Today, a new documentary entitled Fed Up premieres in 19 cities. Different from other films that detail the problems that plague our food system, Fed Up focuses on a single entity that is responsible for widespread health impacts in the United States: sugar.
The film makes the case that the prevalence of sugar in our diets—whether we know it or not—is having detrimental impacts to Americans’ health. Obesity, diabetes, cardiovascular disease, and hypertension have all been linked to the consumption of sugar, no matter whether it comes from cane, beets, or corn. As the film details through captivating but heart-wrenching stories of teens struggling to maintain a healthy weight, many Americans are unknowingly or unavoidably consuming far more sugar than health experts recommend. But this sugar overconsumption is no accident.
Indeed, a Union of Concerned Scientists report released this week, Sugar-Coating Science, details how food and beverage producers have used advertising, marketing, and public relations strategies to deceive the public from understanding the harms of their sugary products. My colleague Deborah outlined the report’s main findings in a previous post. Companies are investing millions of dollars to promote their sugary products (even while they donate small fractions to good causes). Their marketing dollars go towards distracting citizens from the added sugar in their products through promotion of other healthy claims, such as protein, whole grains, or fiber content.
The Grocery Manufacturers Association and Facts Up Front
It should be no surprise that the food industry is using these same tactics to push back against this film. Today the Grocery Manufacturers Association (GMA) issued a public statement on the film that emphasized the importance of consumer choice. One line of the statement read (underline is my emphasis):
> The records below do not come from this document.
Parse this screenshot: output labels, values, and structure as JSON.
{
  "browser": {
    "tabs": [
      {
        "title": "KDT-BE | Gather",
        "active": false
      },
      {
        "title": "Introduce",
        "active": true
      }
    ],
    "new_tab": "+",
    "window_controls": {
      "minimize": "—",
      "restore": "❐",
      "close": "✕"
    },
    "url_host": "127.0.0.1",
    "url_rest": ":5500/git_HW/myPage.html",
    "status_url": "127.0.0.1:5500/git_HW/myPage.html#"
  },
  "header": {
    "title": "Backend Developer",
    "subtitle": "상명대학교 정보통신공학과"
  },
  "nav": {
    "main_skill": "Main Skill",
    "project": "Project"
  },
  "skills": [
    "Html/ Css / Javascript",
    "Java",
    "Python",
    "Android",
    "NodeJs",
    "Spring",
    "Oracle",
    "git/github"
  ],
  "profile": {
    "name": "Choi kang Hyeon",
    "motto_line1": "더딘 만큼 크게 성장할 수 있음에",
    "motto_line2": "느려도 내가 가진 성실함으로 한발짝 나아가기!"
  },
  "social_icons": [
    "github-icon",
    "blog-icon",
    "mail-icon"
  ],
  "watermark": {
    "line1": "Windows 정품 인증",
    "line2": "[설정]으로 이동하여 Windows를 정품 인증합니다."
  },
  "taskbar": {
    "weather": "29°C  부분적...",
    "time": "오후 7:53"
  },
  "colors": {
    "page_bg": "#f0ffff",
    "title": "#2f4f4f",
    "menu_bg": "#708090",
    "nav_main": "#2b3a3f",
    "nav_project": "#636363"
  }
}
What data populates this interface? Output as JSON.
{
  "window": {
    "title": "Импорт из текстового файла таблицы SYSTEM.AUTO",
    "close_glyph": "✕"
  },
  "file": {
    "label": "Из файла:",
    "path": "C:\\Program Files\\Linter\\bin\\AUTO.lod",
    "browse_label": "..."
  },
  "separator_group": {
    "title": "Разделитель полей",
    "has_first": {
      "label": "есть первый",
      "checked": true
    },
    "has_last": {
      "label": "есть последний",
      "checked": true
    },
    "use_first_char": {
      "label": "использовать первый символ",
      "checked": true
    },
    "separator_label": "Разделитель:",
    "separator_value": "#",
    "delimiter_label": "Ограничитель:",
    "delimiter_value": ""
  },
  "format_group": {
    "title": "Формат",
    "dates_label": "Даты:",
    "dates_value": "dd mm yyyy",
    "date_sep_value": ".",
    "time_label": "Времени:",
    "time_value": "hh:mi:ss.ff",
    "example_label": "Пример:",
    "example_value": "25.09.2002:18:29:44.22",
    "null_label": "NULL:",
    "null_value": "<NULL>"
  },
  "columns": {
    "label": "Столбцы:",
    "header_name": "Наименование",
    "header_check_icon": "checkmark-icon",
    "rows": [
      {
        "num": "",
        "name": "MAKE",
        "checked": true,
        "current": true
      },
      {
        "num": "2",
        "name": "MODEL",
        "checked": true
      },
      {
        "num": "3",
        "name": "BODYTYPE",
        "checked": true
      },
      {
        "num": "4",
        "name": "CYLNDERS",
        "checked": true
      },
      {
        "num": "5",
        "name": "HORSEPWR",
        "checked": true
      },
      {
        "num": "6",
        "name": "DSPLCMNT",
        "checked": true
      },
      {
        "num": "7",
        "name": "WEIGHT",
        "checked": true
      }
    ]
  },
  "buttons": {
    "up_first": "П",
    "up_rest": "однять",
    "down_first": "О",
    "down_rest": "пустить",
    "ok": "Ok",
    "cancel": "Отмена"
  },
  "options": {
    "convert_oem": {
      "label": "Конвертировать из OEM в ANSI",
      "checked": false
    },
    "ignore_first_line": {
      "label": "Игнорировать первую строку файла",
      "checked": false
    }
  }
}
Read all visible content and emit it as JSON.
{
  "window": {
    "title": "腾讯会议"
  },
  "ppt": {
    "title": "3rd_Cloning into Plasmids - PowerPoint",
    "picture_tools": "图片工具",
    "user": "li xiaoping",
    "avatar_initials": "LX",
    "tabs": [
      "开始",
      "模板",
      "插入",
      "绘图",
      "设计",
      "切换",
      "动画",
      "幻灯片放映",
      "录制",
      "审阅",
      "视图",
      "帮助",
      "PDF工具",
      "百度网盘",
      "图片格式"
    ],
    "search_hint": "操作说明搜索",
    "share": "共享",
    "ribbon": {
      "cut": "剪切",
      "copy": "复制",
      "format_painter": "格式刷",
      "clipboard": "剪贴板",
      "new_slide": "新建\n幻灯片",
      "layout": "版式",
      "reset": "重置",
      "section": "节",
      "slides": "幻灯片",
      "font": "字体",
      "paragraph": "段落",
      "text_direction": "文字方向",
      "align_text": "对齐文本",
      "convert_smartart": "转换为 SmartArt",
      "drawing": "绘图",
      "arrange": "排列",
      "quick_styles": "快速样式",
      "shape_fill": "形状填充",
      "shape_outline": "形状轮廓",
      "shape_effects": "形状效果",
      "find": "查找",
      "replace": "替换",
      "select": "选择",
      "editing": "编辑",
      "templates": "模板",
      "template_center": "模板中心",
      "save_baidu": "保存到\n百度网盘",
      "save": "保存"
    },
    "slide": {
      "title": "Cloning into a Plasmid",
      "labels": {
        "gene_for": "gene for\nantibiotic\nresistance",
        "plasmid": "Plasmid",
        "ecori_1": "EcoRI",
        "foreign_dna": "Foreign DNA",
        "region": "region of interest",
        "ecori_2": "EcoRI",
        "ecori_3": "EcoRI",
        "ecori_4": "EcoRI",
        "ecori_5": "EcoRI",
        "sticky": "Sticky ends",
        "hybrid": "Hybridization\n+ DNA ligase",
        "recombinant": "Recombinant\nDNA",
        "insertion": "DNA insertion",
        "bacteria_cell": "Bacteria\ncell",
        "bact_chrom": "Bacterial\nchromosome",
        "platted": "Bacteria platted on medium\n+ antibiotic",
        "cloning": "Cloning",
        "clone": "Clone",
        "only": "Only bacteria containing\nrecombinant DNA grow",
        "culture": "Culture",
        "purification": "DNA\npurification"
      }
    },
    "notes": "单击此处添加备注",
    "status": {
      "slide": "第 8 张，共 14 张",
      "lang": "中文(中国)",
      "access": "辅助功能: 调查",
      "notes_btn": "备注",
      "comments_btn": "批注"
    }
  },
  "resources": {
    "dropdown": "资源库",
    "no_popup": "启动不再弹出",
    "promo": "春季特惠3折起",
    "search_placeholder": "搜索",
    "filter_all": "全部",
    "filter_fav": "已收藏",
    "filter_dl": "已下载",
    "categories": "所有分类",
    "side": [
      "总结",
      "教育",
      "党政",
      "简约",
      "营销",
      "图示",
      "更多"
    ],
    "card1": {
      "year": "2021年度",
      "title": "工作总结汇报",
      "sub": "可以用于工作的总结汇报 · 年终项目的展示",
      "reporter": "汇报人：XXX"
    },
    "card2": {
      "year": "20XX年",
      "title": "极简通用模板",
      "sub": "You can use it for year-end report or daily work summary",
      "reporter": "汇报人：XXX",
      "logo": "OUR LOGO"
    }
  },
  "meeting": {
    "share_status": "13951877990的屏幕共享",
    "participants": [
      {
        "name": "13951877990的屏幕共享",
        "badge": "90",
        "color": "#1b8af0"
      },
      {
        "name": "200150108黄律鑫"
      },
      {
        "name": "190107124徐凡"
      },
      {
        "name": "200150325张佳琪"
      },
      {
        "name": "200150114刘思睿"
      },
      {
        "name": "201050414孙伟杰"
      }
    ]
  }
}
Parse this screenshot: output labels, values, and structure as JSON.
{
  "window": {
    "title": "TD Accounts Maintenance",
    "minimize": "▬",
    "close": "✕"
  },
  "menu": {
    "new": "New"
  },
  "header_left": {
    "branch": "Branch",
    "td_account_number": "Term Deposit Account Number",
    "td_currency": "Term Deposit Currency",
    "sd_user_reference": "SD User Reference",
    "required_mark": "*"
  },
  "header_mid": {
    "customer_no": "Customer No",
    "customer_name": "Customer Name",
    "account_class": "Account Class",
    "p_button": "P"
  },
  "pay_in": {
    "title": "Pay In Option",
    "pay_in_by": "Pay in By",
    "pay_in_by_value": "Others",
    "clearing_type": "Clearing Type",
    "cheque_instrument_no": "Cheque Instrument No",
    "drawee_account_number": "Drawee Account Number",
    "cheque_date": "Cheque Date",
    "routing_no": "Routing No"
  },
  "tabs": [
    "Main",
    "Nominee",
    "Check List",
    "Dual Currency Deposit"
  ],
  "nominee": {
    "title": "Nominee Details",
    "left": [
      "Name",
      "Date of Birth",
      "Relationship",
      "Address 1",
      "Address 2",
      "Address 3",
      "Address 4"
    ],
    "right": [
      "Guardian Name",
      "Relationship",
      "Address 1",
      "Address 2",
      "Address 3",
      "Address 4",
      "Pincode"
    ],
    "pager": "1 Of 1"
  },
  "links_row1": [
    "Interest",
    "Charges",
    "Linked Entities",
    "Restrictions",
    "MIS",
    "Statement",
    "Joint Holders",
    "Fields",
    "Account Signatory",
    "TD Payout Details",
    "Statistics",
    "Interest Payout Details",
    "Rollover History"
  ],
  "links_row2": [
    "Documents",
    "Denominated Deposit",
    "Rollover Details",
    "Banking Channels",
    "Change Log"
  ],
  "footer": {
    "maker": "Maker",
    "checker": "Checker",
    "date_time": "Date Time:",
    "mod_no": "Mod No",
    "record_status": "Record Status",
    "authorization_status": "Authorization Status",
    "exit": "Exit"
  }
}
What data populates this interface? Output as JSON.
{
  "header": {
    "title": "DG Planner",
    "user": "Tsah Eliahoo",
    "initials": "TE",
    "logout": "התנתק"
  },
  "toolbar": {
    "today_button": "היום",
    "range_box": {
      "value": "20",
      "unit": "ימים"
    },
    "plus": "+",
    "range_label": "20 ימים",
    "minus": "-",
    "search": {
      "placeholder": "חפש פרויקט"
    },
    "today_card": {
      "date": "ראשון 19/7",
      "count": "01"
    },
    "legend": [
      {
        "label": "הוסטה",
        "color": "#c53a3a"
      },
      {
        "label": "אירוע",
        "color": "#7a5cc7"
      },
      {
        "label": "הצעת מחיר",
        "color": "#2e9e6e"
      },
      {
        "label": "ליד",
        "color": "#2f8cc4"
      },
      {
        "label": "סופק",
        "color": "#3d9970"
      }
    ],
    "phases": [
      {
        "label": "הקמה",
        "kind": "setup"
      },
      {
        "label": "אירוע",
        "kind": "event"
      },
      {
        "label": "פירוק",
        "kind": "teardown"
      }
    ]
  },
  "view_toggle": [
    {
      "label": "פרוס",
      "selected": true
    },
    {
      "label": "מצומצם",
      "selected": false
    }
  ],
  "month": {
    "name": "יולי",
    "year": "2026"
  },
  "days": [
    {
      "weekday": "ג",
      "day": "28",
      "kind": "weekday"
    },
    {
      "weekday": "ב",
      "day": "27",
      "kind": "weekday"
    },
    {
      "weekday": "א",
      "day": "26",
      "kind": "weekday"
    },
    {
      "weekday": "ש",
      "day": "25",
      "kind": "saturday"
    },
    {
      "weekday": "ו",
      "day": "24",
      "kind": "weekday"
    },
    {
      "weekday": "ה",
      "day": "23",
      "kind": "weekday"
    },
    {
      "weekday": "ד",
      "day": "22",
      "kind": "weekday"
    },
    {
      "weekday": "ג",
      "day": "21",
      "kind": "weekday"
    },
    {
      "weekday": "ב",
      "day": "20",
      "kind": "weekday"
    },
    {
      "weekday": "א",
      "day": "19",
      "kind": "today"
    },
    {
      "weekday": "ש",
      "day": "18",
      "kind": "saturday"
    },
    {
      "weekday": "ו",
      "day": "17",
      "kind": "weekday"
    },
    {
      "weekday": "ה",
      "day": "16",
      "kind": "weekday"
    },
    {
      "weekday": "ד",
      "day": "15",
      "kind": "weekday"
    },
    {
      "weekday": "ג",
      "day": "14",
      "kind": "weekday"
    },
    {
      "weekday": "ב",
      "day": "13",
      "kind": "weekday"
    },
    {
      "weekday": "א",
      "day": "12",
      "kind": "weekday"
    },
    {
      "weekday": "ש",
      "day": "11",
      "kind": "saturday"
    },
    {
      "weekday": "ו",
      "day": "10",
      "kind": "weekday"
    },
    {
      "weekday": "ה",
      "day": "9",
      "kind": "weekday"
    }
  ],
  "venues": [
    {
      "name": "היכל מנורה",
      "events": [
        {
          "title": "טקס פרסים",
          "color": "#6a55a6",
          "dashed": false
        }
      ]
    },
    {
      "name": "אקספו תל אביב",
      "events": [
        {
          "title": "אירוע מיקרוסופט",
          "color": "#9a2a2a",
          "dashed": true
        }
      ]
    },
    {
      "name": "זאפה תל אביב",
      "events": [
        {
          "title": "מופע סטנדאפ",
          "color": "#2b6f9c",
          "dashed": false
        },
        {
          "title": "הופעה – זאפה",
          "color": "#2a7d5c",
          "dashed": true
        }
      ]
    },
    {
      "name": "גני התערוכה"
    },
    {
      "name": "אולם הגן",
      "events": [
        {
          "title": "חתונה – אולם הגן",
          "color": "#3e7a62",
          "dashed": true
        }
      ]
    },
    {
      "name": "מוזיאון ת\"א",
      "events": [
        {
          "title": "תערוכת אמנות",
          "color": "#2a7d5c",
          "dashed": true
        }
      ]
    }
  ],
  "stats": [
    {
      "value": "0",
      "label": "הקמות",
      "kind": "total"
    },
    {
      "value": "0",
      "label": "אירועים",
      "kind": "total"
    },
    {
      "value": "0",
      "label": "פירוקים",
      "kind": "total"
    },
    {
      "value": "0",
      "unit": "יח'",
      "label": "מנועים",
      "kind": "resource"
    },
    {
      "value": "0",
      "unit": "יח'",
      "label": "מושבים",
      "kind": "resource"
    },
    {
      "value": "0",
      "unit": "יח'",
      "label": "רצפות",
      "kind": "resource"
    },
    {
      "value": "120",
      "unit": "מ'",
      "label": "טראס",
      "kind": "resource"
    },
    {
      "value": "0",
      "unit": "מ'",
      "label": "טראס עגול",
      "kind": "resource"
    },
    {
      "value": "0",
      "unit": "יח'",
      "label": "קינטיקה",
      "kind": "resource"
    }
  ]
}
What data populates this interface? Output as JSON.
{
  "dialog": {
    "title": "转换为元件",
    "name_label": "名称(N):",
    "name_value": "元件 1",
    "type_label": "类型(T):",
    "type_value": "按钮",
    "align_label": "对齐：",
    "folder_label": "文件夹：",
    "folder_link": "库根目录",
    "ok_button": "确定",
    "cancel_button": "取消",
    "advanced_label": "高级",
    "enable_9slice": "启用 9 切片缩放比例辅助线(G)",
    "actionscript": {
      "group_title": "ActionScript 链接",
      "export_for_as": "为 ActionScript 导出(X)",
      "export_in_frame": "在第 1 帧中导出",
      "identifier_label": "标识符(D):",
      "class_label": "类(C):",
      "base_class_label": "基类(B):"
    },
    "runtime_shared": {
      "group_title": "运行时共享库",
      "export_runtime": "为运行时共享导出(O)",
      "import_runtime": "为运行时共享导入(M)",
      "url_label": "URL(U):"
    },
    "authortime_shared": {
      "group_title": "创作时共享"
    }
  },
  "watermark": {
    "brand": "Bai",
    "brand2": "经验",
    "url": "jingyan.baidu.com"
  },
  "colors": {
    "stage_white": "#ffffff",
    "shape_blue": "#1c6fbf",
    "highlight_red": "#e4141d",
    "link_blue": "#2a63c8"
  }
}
“Whether it is new packaging or new ways to prepare our products, or introducing low sodium, low fat and organic foods, we are constantly working to provide the products that empower all consumers to make the choices that are right for them and their families”
But this is precisely the problem. Misleading and inaccurate advertising means that citizens are often deceived about the healthfulness of the products they purchase and this impairs their ability to make an informed choice.
On the latter point, the GMA statement and other industry messaging has stressed the Facts Up Front labels, an initiative of GMA by which companies voluntarily disclose nutrition information on the front and top of food packaging. This isn’t inherently a bad thing, but the challenge with such voluntary moves is that it allows companies—whose interest is selling more product—to choose what information is on the label and how it is displayed. Thus, companies can feature positive nutritional facts and downplay foods’ negative attributes, misleading citizens. Research has shown that companies can also mislead by how the information is displayed, with green labels suggesting products are healthier.
Such voluntary moves by industry are often intended to evade the need for stronger labeling recommendations from the FDA. Currently, the FDA is considering nutrition label changes. One proposed change is adding a line on the label for added sugars. Such a label would enable citizens to distinguish between naturally present sugars (such as those in fruit) to those that have been added to food by the producer. Yogurt, salad dressing, and barbeque sauce for example, often have added sugars. Despite some opposition, an added sugar label would empower citizens with more information about the nutritional value of their foods and is a good step toward a healthier food system.
Science, Democracy, and Healthy Food Policy
Many of the points discussed in the film were reinforced this week at a forum organized by UCS’ Center for Science and Democracy and its Food and Environment program and held at the University of Minnesota. The forum, Science, Democracy, and a Healthy Food Policy, brought together diverse voices in the food and public health arenas—from local food community organizers and food justice advocates to clinical physicians and government officials.
Over two days, the forum participants and the public had wide ranging discussions. They identified the main barriers to a healthy food system and focused on solutions: What can be done—on the ground in communities, at the federal policy level, and everywhere in between—to overcome those barriers and move us towards a healthier food system? How can we ensure that scientific evidence about health, economics, and environmental impacts informs our policies around food? And how can we ensure that all affected communities, groups, and individuals have a seat at the table and are involved in the decision-making processes around food?
The answers to these questions were discussed and debated. Opinions were voiced, connections were made, and ideas were spread. In the end, there was no consensus on the solutions to these big challenges, and it is likely that there shouldn’t be. These big challenges will require varied solutions that address the problems from different angles and with different interests in mind. In the absence of federal initiative on food issues, many communities have taken matters in their own hands to strengthen their ability to access healthy and affordable food options. The Minnesota Food Charter and the Los Angeles Food Policy Council are just two examples of initiatives that promote democratic and evidence-based policy making to bring fresh and affordable food to communities.
Many levers will need to be pulled to bring us towards a healthier food system. But as one UCS Science and Democracy Forum participant noted, our hope is that this event has brought us one step closer.